Bald Eagles 

Last but certainly not least, Bald Eagles. These are the undisputed kings of the sky with powerful wings and strong talons. Eagles typically hunt for fish, smaller birds, or small mammals. Eagles are not actually bald; their heads are white. Bald refers to an old English term meaning white. Like most Americans, we know that the Bald Eagle is the National Symbol of the United States. What many people do not know is that the Bald Eagle was almost extinct in the 1950s and 1960s due to a pesticide used in farming. Luckily, the pesticide was banned, and eagle populations have rebounded. 

Where to Bird Watch 

Now that you know about some of the more popular birds in the area, let’s look at where to find them. Any time is great to visit the Lakeside, but we recommend April-September for prime bird watching. 

Rankins Bottoms 

Ever dreamed of feeling like a real-life bird detective? Then Rankins Bottoms, located on the north end of Douglas Lake, needs to be on your radar. The mudflats and forested wetlands that make up Rankins Bottoms attract many different bird species and provide diverse habitats for these birds to choose from. 

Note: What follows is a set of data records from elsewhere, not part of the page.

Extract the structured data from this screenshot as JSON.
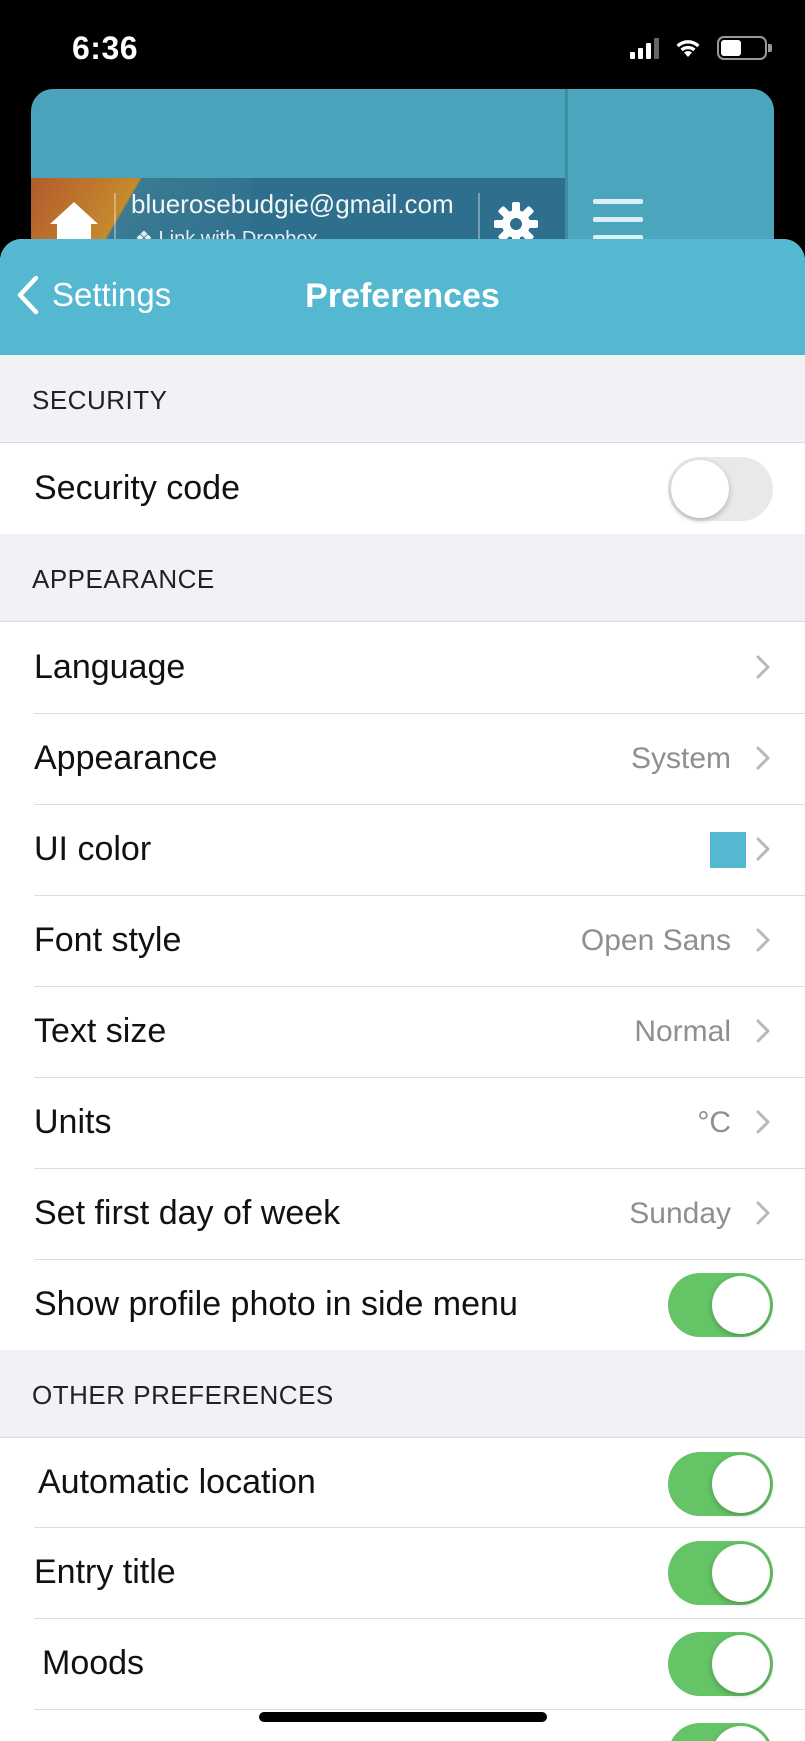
{
  "status_bar": {
    "time": "6:36"
  },
  "background_app": {
    "email": "bluerosebudgie@gmail.com",
    "dropbox_link": "Link with Dropbox"
  },
  "nav": {
    "back_label": "Settings",
    "title": "Preferences"
  },
  "sections": {
    "security": {
      "header": "SECURITY",
      "security_code": {
        "label": "Security code",
        "toggle_on": false
      }
    },
    "appearance": {
      "header": "APPEARANCE",
      "language": {
        "label": "Language"
      },
      "appearance": {
        "label": "Appearance",
        "value": "System"
      },
      "ui_color": {
        "label": "UI color",
        "color": "#53b8d0"
      },
      "font_style": {
        "label": "Font style",
        "value": "Open Sans"
      },
      "text_size": {
        "label": "Text size",
        "value": "Normal"
      },
      "units": {
        "label": "Units",
        "value": "°C"
      },
      "first_day": {
        "label": "Set first day of week",
        "value": "Sunday"
      },
      "profile_photo": {
        "label": "Show profile photo in side menu",
        "toggle_on": true
      }
    },
    "other": {
      "header": "OTHER PREFERENCES",
      "automatic_location": {
        "label": "Automatic location",
        "toggle_on": true
      },
      "entry_title": {
        "label": "Entry title",
        "toggle_on": true
      },
      "moods": {
        "label": "Moods",
        "toggle_on": true
      }
    }
  },
  "colors": {
    "accent": "#53b8d0",
    "toggle_on": "#65c466",
    "toggle_off": "#e9e9eb"
  }
}
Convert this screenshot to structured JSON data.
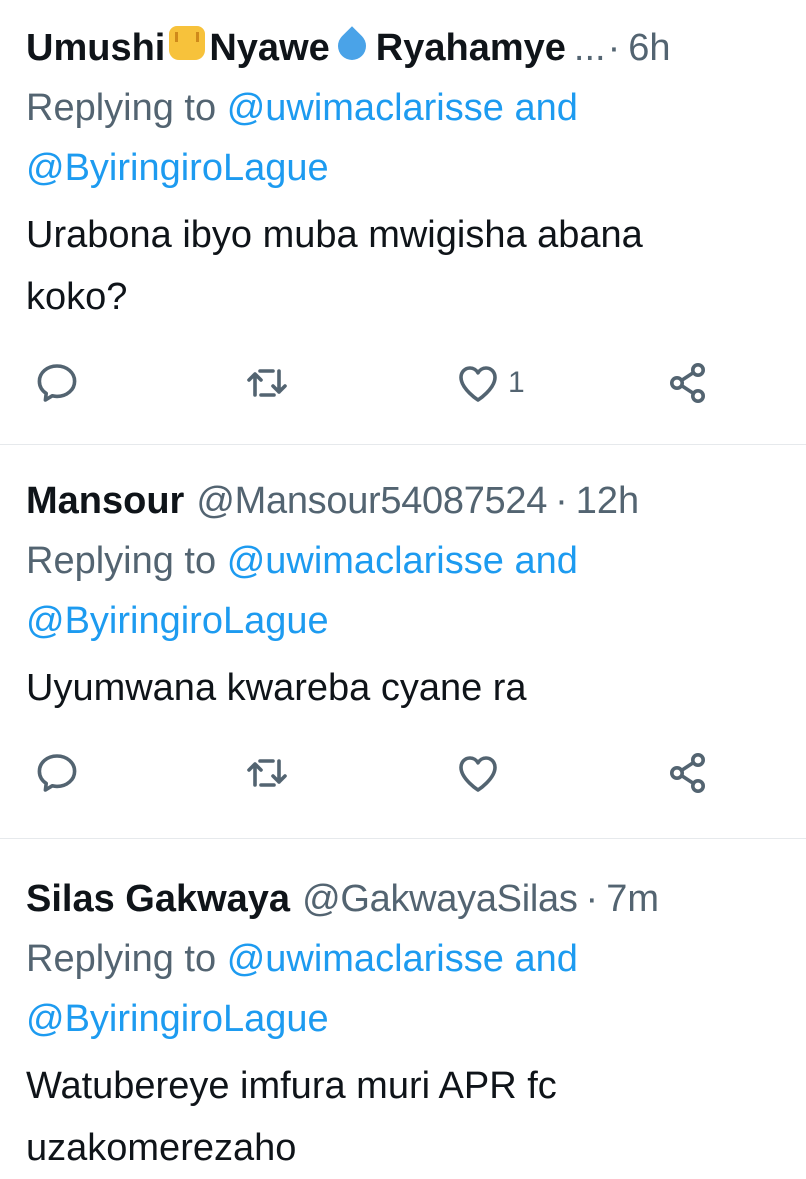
{
  "tweets": [
    {
      "display_name": "Umushi",
      "display_name_part2": "Nyawe",
      "display_name_part3": "Ryahamye",
      "ellipsis": "...",
      "separator": "·",
      "time": "6h",
      "replying_prefix": "Replying to",
      "mention1": "@uwimaclarisse",
      "and_word": "and",
      "mention2": "@ByiringiroLague",
      "text": "Urabona ibyo muba mwigisha abana\nkoko?",
      "like_count": "1"
    },
    {
      "display_name": "Mansour",
      "handle": "@Mansour54087524",
      "separator": "·",
      "time": "12h",
      "replying_prefix": "Replying to",
      "mention1": "@uwimaclarisse",
      "and_word": "and",
      "mention2": "@ByiringiroLague",
      "text": "Uyumwana kwareba cyane ra",
      "like_count": ""
    },
    {
      "display_name": "Silas Gakwaya",
      "handle": "@GakwayaSilas",
      "separator": "·",
      "time": "7m",
      "replying_prefix": "Replying to",
      "mention1": "@uwimaclarisse",
      "and_word": "and",
      "mention2": "@ByiringiroLague",
      "text": "Watubereye imfura muri APR fc\nuzakomerezaho"
    }
  ],
  "icons": {
    "reply": "reply-icon",
    "retweet": "retweet-icon",
    "like": "heart-icon",
    "share": "share-icon",
    "fist_emoji": "raised-fist-emoji-icon",
    "drop_emoji": "droplet-emoji-icon"
  },
  "colors": {
    "text": "#0f1419",
    "secondary": "#536471",
    "link": "#1d9bf0",
    "divider": "#e6e9ec"
  }
}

Nearly 90 different species of water birds have been spotted at Rankins Bottoms, including Osprey, Woodpeckers, and Warblers. While it is a premier site for warm season waterbirds, you can find a variety of birds all year long.  

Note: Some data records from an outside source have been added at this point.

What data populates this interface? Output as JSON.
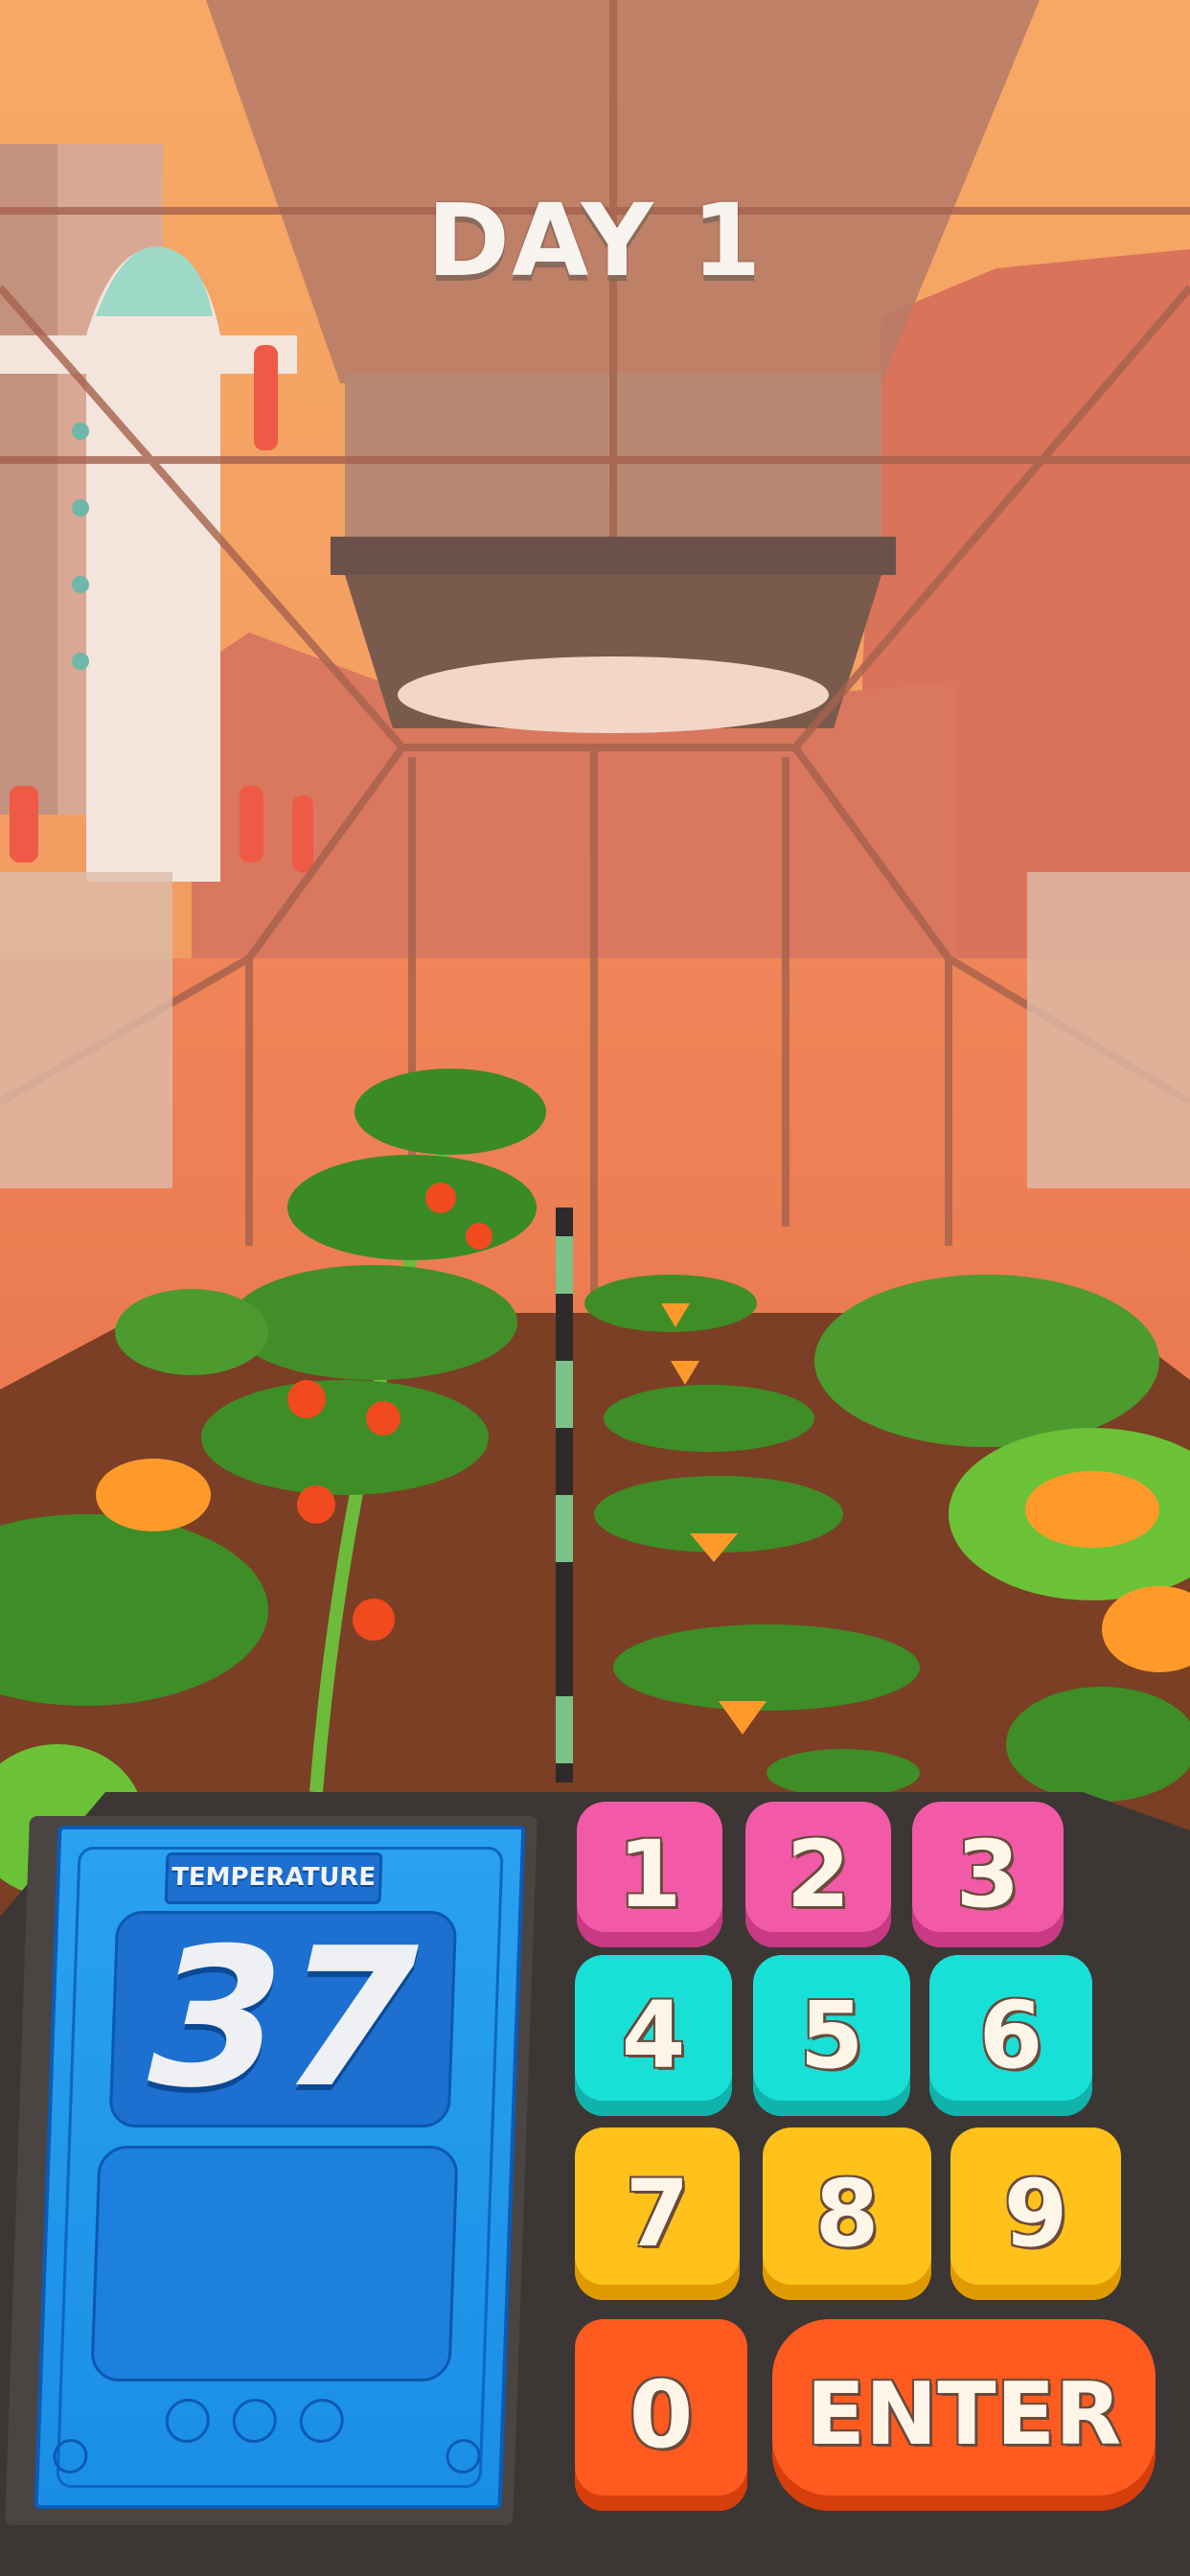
{
  "hud": {
    "day_label": "DAY 1"
  },
  "display": {
    "temperature_label": "TEMPERATURE",
    "temperature_value": "37",
    "input_value": ""
  },
  "keypad": {
    "keys": [
      "1",
      "2",
      "3",
      "4",
      "5",
      "6",
      "7",
      "8",
      "9",
      "0"
    ],
    "enter_label": "ENTER"
  },
  "colors": {
    "sky": "#f7b26a",
    "ground": "#e4774a",
    "soil": "#7a3f24",
    "screen_blue": "#1a8ee6",
    "key_pink": "#f25aa8",
    "key_teal": "#19e0d6",
    "key_yellow": "#ffc21a",
    "key_orange": "#ff5a1f"
  }
}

  • Spring: As flowers bloom and snow melts, we see an array of activity from Sandpipers, Yellowlegs, Falcons, Storks, and Geese. 
  • Summer: During the summer, all the action shifts to the mudflats. You can find several species of Herons, Cranes, Swans, and Swallows. 
  • Fall/Winter: As most of the activity calms for the winter, you can still find ducks, geese, Bald Eagles, Snowy Owls, and a few others. 

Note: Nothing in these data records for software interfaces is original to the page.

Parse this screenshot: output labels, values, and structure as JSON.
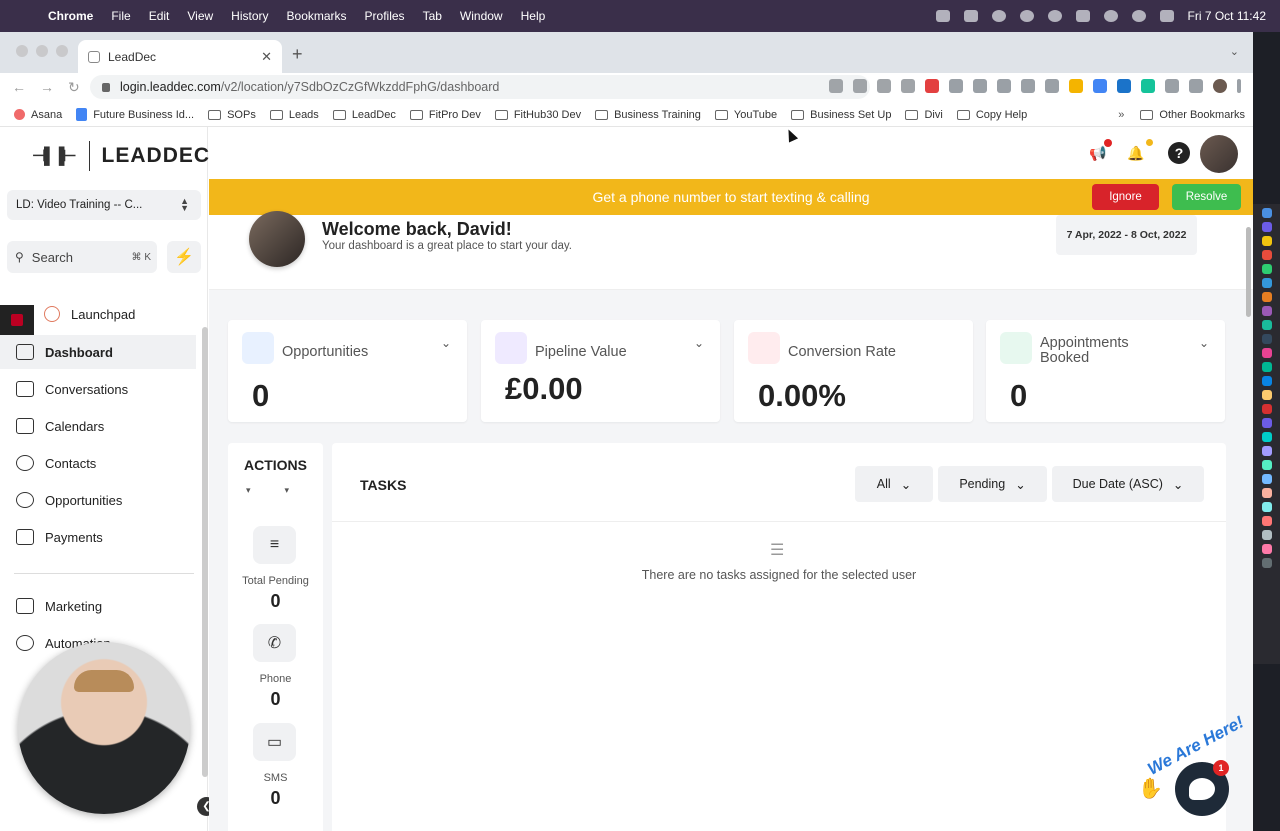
{
  "menubar": {
    "items": [
      "Chrome",
      "File",
      "Edit",
      "View",
      "History",
      "Bookmarks",
      "Profiles",
      "Tab",
      "Window",
      "Help"
    ],
    "clock": "Fri 7 Oct  11:42"
  },
  "browser": {
    "tab_title": "LeadDec",
    "url_host": "login.leaddec.com",
    "url_path": "/v2/location/y7SdbOzCzGfWkzddFphG/dashboard",
    "bookmarks": [
      "Asana",
      "Future Business Id...",
      "SOPs",
      "Leads",
      "LeadDec",
      "FitPro Dev",
      "FitHub30 Dev",
      "Business Training",
      "YouTube",
      "Business Set Up",
      "Divi",
      "Copy Help"
    ],
    "overflow": "»",
    "other_bookmarks": "Other Bookmarks"
  },
  "sidebar": {
    "logo_text": "LEADDEC",
    "location": "LD: Video Training -- C...",
    "search_label": "Search",
    "search_shortcut": "⌘ K",
    "items": [
      {
        "label": "Launchpad"
      },
      {
        "label": "Dashboard"
      },
      {
        "label": "Conversations"
      },
      {
        "label": "Calendars"
      },
      {
        "label": "Contacts"
      },
      {
        "label": "Opportunities"
      },
      {
        "label": "Payments"
      },
      {
        "label": "Marketing"
      },
      {
        "label": "Automation"
      }
    ]
  },
  "banner": {
    "text": "Get a phone number to start texting & calling",
    "ignore": "Ignore",
    "resolve": "Resolve",
    "color": "#f2b71a"
  },
  "welcome": {
    "title": "Welcome back, David!",
    "subtitle": "Your dashboard is a great place to start your day.",
    "date_range": "7 Apr, 2022 - 8 Oct, 2022"
  },
  "cards": [
    {
      "title": "Opportunities",
      "value": "0",
      "icon": "user-icon",
      "color": "#e8f1ff"
    },
    {
      "title": "Pipeline Value",
      "value": "£0.00",
      "icon": "bar-chart-icon",
      "color": "#efeaff"
    },
    {
      "title": "Conversion Rate",
      "value": "0.00%",
      "icon": "pie-chart-icon",
      "color": "#ffecee"
    },
    {
      "title": "Appointments Booked",
      "value": "0",
      "icon": "calendar-icon",
      "color": "#e7f8ef"
    }
  ],
  "actions": {
    "title": "ACTIONS",
    "items": [
      {
        "label": "Total Pending",
        "count": "0",
        "icon": "filter-icon"
      },
      {
        "label": "Phone",
        "count": "0",
        "icon": "phone-icon"
      },
      {
        "label": "SMS",
        "count": "0",
        "icon": "sms-icon"
      }
    ]
  },
  "tasks": {
    "title": "TASKS",
    "filters": [
      "All",
      "Pending",
      "Due Date (ASC)"
    ],
    "empty_text": "There are no tasks assigned for the selected user"
  },
  "chat": {
    "badge": "1",
    "tagline": "We Are Here!"
  }
}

Mossy Creek Wildlife Viewing Area 

Just across Jefferson County, near Cherokee Lake, you will find Mossy Creek Wildlife Viewing Area. With over one hundred different species of birds, you are guaranteed to spot something amazing. Great Blue Herons and Little Blue Herons can be seen swooping down to hunt for fish. Or you might catch a glimpse of a Wood Duck floating peacefully downstream. Be sure to be on the lookout for the state bird of Tennessee, the Mockingbird! We love to see Bald Eagles, Owls and Egrets hunting in their natural habitats. Don’t be surprised if you also see beavers, turtles, and other rodents scurrying about. Let’s look at what we can expect to see throughout the seasons. 

  • Spring: As the earth reawakens, Wood Ducks, Warblers, and Cardinals begin to appear.  
  • Summer: Summer is when the Great Blue Herons begin to make their appearance, along with some Sparrows and Kingbirds. Be sure to try to sneak peaks as this is the prime season to see some young birds that are leaving the nests. 
  • Fall/Winter: As the leaves fall, many birds do make their way south for warmer weather. However, we are still able to see Hawks, Ravens, and the majestic Bald Eagle. 

Cherokee Dam  

Not far from the Mossy Creek Wildlife Viewing area is the tailwaters of Cherokee Lake and Cherokee Dam. This large park area has great walking trails and scenic lookouts that are perfect for spotting birds of all types. It is also a great spot to launch a boat or watercraft to explore the shoreline and coves of the lake, offering a different vantage point to view birds and wildlife.  

Douglas Dam 

Like Cherokee Dam to the North, Douglas Dam Park has amazing scenic overlooks of Douglas Lake and great trails and recreational areas that are perfect for bird watching enthusiasts. Birds can be spotted from Douglas Headwater Park and Boat Launch, overlooking Douglas Lake, and below the dam at the Tailwater Park which offers spectacular views of the dam along the banks of the French Broad River famously known for attracting birds-of-prey who fish in the choppy waters flowing from the dam. 

A Bird Watchers Paradise Awaits on the Lakeside of the Smokies 

This is just a small example of the incredible diversity of birds in East Tennessee. There is always something new to discover. Don’t forget to grab your binoculars and hiking boots! Always remember to be respectful of these creatures by observing from a distance and avoid disturbing their habitats. Make it a full weekend trip by staying at some of our quaint cabins or bed & breakfasts. Take in some history while shopping downtown. Lakeside of the Smokies has so much to offer for the whole family.